• [What you will do]:
Set every entry down again precisely.

• [Given records]:
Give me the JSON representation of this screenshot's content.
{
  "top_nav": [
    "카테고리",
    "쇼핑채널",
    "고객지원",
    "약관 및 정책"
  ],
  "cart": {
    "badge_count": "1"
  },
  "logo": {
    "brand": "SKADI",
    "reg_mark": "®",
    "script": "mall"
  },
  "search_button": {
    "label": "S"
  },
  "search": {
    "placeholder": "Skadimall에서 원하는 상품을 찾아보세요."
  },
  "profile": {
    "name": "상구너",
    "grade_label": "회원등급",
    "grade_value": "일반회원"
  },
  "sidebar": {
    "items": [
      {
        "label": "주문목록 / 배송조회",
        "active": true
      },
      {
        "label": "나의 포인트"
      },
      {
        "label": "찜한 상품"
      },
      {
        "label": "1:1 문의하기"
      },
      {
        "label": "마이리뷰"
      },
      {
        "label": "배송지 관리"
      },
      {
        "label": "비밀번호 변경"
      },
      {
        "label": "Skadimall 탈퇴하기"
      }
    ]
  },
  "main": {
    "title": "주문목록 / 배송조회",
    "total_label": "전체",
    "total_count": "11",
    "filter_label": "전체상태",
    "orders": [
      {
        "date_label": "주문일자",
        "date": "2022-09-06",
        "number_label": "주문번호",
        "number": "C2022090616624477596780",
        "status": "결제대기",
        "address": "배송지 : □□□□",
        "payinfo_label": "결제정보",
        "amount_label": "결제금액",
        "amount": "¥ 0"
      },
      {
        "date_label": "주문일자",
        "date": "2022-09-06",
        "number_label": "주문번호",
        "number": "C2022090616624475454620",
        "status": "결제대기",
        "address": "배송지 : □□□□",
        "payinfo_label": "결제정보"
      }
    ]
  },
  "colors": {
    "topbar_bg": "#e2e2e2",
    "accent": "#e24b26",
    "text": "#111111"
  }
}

• [Result of this task]:
Give me the JSON representation of this screenshot's content.
{
  "top_nav": [
    "카테고리",
    "쇼핑채널",
    "고객지원",
    "약관 및 정책"
  ],
  "cart": {
    "badge_count": "1"
  },
  "logo": {
    "brand": "SKADI",
    "reg_mark": "®",
    "script": "mall"
  },
  "search_button": {
    "label": "S"
  },
  "search": {
    "placeholder": "Skadimall에서 원하는 상품을 찾아보세요."
  },
  "profile": {
    "name": "상구너",
    "grade_label": "회원등급",
    "grade_value": "일반회원"
  },
  "sidebar": {
    "items": [
      {
        "label": "주문목록 / 배송조회",
        "active": true
      },
      {
        "label": "나의 포인트"
      },
      {
        "label": "찜한 상품"
      },
      {
        "label": "1:1 문의하기"
      },
      {
        "label": "마이리뷰"
      },
      {
        "label": "배송지 관리"
      },
      {
        "label": "비밀번호 변경"
      },
      {
        "label": "Skadimall 탈퇴하기"
      }
    ]
  },
  "main": {
    "title": "주문목록 / 배송조회",
    "total_label": "전체",
    "total_count": "11",
    "filter_label": "전체상태",
    "orders": [
      {
        "date_label": "주문일자",
        "date": "2022-09-06",
        "number_label": "주문번호",
        "number": "C2022090616624477596780",
        "status": "결제대기",
        "address": "배송지 : □□□□",
        "payinfo_label": "결제정보",
        "amount_label": "결제금액",
        "amount": "¥ 0"
      },
      {
        "date_label": "주문일자",
        "date": "2022-09-06",
        "number_label": "주문번호",
        "number": "C2022090616624475454620",
        "status": "결제대기",
        "address": "배송지 : □□□□",
        "payinfo_label": "결제정보"
      }
    ]
  },
  "colors": {
    "topbar_bg": "#e2e2e2",
    "accent": "#e24b26",
    "text": "#111111"
  }
}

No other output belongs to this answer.